Information shown
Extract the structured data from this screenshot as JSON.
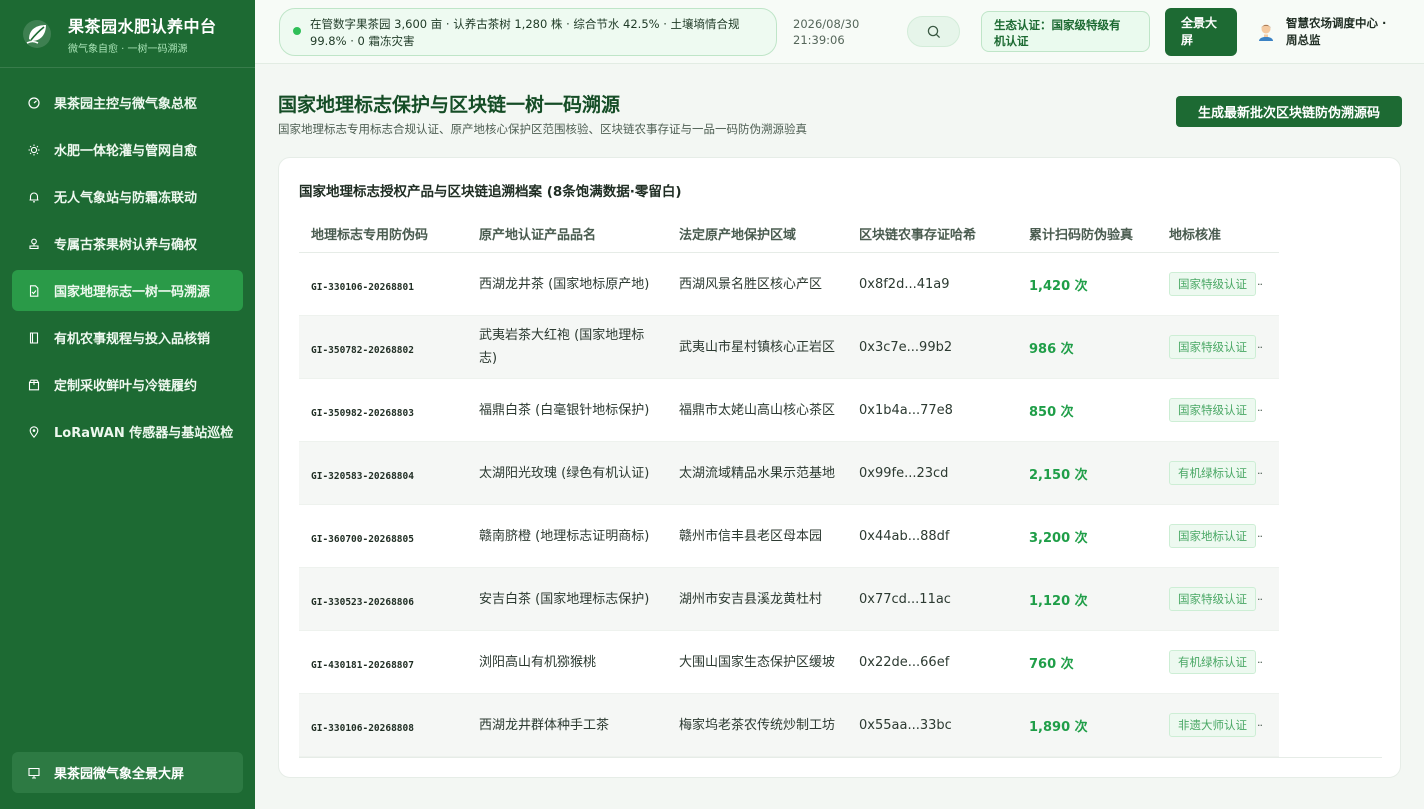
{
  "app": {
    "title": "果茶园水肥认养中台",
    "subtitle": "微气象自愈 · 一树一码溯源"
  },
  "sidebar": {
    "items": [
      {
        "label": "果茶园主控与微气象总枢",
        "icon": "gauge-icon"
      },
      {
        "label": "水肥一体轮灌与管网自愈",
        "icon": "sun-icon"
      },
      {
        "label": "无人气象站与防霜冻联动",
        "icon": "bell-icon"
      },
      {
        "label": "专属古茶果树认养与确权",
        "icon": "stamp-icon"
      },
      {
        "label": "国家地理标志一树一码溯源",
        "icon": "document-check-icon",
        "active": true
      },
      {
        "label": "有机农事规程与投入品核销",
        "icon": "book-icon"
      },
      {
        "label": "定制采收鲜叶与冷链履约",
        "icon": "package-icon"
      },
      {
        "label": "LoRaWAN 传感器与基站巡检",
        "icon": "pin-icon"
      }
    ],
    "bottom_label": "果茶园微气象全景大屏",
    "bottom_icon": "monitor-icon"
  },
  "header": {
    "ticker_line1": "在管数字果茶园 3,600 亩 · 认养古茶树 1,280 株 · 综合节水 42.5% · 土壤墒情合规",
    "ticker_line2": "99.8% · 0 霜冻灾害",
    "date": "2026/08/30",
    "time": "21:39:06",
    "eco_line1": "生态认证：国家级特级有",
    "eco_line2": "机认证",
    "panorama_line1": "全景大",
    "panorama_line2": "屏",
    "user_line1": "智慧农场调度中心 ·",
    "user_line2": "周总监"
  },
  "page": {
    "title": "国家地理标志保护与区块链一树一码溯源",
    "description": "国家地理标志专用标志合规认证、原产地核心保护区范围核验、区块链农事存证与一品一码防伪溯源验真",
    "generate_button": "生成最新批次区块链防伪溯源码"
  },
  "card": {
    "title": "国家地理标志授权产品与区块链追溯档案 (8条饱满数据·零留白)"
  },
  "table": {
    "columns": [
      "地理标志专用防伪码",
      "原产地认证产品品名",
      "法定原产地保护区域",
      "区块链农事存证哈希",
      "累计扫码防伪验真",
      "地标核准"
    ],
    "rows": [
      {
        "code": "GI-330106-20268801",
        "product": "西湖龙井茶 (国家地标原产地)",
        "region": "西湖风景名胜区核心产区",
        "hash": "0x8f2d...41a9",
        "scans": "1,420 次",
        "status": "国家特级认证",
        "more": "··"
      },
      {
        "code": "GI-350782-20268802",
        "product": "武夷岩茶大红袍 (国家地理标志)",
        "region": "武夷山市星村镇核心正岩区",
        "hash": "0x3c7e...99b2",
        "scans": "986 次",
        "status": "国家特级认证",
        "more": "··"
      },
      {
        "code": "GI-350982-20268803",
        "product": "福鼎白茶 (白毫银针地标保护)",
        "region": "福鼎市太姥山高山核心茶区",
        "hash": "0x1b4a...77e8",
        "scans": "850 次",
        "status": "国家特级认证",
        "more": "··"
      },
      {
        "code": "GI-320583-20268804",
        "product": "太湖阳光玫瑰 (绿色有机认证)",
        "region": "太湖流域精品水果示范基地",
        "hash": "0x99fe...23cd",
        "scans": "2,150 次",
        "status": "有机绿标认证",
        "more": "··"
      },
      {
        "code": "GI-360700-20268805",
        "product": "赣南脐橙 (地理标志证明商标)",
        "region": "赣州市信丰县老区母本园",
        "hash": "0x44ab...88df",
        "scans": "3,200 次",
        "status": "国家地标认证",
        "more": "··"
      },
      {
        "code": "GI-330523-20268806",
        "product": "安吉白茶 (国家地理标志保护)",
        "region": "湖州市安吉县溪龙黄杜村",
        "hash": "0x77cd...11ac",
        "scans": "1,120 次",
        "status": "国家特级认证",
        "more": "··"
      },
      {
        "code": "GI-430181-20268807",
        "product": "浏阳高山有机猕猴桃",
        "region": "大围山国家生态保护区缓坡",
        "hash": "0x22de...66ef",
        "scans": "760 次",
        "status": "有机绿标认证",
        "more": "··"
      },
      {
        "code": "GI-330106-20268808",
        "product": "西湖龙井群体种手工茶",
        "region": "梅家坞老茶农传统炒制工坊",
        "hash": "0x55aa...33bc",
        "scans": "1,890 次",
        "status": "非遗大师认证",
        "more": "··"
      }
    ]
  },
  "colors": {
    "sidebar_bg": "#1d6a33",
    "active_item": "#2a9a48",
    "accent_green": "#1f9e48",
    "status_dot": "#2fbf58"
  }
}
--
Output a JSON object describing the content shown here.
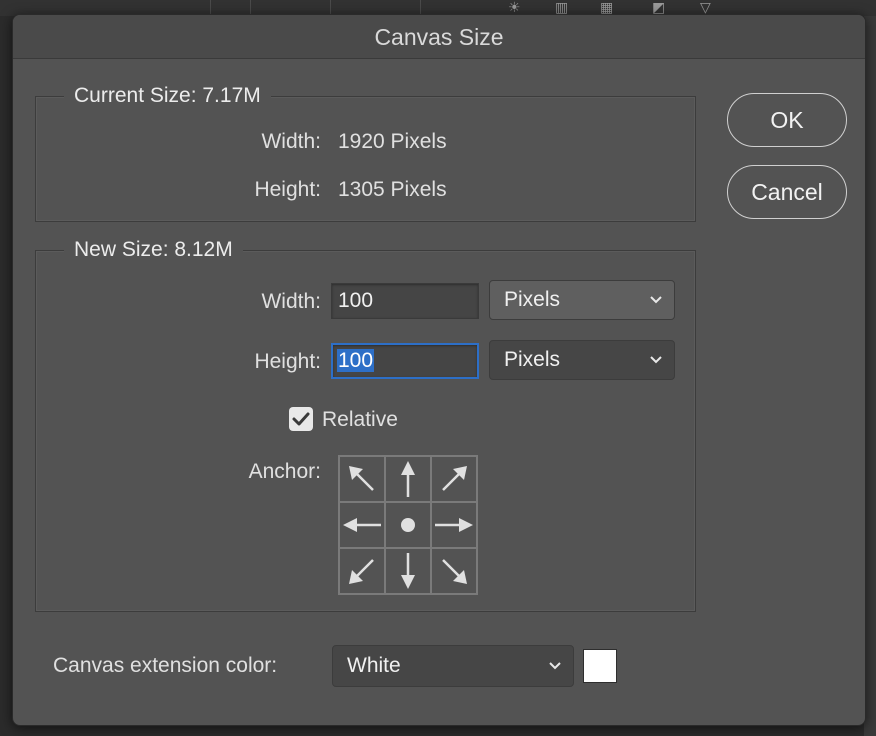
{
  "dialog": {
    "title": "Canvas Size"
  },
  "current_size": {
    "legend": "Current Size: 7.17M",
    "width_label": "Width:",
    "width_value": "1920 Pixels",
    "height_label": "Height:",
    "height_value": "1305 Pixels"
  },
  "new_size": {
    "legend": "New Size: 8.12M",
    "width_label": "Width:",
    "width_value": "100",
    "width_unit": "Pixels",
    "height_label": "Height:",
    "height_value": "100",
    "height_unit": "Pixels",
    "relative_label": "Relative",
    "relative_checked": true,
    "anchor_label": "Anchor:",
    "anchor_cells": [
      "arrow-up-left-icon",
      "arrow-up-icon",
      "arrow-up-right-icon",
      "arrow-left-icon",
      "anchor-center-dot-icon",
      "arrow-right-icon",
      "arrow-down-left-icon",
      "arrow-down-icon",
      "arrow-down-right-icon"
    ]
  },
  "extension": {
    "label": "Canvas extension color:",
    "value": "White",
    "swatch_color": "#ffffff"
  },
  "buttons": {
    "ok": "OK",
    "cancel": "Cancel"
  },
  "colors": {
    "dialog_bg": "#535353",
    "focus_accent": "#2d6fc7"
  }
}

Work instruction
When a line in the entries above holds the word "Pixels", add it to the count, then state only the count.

Answer section
4